EWTN Catholic Q&A
Existence of One God
Question from Nick on 09-07-2012:

Dear Dr. Richard,

Recently I've had a few discussions with my wife who considers herself a secularist. I've asked her about her belief in God and she says that she doesn't know if she can believe in the idea of God as I do as a Catholic. She states that if God created everything then something had to have created God, and that a another God would have had to create that God, and so on. She stated that if she were to believe in God then why not ten or twenty gods. In other words she believes that there is a possibility for a line of creation that extends from a singular God who kept on creating clones of himself, instead of a singular creator who exists as He is, and is simp,y creation Himself. What would you recommend for me to do in order to present God to her and help her to understand God not as a continual creation of a pre-existing God but as a singular trinitarian God that has, is, and always will be?

Answer by Richard Geraghty on 09-21-2012:

Dear Nick,
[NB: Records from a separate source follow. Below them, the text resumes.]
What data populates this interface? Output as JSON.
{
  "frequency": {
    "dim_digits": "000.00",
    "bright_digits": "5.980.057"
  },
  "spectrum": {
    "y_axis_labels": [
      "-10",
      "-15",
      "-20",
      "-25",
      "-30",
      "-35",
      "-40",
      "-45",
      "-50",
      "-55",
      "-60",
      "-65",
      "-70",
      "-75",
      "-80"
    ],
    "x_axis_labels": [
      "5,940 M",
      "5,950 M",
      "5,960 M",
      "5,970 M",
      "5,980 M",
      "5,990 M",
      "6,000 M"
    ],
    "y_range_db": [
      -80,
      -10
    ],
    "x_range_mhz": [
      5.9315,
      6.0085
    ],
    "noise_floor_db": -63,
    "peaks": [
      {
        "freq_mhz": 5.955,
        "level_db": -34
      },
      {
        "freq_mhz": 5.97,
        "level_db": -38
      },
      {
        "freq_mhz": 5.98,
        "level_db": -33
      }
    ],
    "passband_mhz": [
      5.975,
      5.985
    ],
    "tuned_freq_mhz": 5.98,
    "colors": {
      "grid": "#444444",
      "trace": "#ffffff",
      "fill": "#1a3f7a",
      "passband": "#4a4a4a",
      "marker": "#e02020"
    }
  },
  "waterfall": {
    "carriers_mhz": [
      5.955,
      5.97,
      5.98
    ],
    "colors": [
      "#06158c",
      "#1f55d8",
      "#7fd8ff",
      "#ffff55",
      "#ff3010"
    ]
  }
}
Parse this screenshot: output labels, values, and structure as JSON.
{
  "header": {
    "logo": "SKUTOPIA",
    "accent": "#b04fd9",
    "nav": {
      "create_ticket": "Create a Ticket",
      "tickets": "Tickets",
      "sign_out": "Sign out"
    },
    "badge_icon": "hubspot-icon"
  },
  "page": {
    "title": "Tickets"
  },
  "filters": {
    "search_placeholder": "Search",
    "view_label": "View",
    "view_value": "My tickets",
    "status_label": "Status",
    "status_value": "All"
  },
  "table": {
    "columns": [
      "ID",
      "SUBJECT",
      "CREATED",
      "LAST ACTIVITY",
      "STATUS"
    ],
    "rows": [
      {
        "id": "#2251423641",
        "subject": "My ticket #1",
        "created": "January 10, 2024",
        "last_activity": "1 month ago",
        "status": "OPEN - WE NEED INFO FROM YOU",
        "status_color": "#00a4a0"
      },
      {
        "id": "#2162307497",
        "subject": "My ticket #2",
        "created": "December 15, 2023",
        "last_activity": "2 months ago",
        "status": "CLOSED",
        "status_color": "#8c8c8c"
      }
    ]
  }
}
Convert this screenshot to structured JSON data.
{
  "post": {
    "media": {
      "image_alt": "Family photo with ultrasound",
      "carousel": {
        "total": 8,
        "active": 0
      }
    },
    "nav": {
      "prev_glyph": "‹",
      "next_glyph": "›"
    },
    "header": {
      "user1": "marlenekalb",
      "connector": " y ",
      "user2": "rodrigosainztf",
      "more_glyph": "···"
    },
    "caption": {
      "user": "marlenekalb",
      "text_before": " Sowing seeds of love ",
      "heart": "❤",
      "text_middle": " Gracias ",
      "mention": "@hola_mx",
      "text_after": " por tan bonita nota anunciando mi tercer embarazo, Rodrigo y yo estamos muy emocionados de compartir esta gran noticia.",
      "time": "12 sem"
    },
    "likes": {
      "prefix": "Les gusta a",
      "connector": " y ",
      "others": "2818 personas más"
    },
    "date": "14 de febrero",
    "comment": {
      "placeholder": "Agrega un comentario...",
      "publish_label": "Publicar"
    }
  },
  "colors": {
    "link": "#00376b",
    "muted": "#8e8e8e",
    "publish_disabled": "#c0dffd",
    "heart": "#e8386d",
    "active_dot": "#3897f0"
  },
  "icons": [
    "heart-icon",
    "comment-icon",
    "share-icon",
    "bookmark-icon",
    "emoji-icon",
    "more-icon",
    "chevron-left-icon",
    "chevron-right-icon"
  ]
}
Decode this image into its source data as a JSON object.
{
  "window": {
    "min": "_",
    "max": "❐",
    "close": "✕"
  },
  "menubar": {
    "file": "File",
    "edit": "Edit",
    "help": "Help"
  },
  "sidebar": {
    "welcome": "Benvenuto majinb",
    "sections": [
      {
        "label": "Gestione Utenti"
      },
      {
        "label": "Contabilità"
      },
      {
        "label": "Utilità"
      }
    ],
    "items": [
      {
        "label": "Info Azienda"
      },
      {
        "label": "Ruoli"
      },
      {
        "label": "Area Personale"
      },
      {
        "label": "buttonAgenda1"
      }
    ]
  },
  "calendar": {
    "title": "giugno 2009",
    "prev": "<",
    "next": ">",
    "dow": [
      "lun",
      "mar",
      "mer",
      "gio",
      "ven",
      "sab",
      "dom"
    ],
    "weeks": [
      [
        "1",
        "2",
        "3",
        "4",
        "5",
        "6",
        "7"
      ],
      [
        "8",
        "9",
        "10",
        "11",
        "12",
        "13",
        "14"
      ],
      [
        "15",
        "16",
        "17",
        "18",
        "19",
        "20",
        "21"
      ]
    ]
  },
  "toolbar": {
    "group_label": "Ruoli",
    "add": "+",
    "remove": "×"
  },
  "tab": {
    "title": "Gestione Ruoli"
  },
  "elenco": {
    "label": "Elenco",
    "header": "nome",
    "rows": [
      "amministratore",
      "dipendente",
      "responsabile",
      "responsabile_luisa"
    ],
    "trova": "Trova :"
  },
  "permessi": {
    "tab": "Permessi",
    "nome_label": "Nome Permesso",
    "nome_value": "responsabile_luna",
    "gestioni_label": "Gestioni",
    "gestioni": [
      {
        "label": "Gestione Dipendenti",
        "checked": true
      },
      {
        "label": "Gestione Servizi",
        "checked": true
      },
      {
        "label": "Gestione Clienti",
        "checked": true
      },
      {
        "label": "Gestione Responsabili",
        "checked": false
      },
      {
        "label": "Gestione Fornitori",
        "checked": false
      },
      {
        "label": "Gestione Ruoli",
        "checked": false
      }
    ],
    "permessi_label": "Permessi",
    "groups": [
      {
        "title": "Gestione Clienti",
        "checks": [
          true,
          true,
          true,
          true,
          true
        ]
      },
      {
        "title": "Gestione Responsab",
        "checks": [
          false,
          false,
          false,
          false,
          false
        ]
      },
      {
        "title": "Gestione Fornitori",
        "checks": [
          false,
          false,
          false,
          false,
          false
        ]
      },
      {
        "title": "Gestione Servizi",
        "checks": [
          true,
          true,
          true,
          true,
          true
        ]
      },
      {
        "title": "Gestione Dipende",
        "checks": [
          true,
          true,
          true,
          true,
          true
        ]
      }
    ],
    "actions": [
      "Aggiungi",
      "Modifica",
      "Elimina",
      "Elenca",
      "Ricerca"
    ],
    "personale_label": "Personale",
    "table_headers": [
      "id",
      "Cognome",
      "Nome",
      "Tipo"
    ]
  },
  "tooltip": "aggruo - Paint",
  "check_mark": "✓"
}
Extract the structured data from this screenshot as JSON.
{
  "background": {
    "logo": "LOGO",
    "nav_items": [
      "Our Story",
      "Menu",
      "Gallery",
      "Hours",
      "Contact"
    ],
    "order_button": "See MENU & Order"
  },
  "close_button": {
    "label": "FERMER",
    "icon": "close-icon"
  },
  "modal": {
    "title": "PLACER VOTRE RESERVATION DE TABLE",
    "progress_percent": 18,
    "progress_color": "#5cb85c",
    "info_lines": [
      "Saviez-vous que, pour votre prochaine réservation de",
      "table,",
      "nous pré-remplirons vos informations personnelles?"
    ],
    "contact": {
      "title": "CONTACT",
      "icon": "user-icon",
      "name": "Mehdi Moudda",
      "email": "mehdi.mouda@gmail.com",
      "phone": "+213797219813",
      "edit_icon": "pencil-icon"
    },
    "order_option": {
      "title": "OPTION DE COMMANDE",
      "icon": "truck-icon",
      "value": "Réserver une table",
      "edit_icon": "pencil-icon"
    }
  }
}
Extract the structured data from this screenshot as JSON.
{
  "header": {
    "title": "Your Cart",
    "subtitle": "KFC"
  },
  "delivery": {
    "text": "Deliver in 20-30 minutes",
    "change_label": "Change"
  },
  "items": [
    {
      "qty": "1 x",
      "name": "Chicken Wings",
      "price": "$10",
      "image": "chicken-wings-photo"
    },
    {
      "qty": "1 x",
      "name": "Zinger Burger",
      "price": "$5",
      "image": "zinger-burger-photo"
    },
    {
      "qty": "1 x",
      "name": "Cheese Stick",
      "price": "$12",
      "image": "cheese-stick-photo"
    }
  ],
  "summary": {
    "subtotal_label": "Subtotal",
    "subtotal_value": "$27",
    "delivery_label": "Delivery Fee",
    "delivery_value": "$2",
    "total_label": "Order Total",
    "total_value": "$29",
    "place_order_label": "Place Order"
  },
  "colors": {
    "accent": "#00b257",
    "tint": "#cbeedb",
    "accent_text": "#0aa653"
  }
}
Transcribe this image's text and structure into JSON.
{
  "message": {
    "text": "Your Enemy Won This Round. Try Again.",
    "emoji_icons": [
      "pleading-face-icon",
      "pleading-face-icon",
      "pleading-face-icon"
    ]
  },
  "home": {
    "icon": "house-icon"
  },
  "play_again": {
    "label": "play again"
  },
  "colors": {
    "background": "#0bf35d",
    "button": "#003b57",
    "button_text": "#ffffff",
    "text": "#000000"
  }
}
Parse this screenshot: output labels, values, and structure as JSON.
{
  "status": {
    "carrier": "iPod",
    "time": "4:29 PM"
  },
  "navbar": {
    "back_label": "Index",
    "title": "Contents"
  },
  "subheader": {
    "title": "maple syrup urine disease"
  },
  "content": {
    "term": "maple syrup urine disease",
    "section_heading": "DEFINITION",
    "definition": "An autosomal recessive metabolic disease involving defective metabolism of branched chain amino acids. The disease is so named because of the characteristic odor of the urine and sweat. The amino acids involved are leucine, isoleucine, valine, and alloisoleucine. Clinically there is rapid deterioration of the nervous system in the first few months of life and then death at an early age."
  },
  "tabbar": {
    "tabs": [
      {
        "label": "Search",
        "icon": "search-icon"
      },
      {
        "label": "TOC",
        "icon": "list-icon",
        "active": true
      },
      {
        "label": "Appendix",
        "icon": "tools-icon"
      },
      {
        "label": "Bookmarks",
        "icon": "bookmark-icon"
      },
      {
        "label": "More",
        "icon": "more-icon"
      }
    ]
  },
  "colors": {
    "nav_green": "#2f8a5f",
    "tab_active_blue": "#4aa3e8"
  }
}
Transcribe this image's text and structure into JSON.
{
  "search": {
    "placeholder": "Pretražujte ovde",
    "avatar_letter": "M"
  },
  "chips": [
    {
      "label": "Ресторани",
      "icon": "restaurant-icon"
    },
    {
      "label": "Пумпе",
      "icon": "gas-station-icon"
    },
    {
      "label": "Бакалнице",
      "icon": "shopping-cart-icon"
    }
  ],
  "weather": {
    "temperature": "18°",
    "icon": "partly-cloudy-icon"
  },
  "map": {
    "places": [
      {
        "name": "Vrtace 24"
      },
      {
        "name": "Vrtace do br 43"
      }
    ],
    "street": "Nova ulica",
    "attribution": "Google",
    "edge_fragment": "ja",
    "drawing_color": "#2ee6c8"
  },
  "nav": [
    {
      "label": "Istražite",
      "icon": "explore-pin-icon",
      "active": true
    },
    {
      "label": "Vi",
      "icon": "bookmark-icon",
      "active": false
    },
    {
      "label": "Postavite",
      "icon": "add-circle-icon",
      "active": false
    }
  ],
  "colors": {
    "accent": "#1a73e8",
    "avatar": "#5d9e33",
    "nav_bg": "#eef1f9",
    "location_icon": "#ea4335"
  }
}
You can point out to her that if she is right about every god having a beginning, then the the Christian God is impossible. He is the first cause. He cannot be caused. She is assuming that everything must be caused, even creators. The pagan Aristotle and the Christian Aquinas argue that an infinity of causes each causing the other is impossible. You could study up on that. But the more pertinent question is this: Does she want that there be a God or is she indifferent about it? If she is indifferent to the idea or even hostile, all philosophical arguments will be a waste of time. Why do any intellectual labor over a matter to which one is indifferent or even hostile?

Dr. Geraghty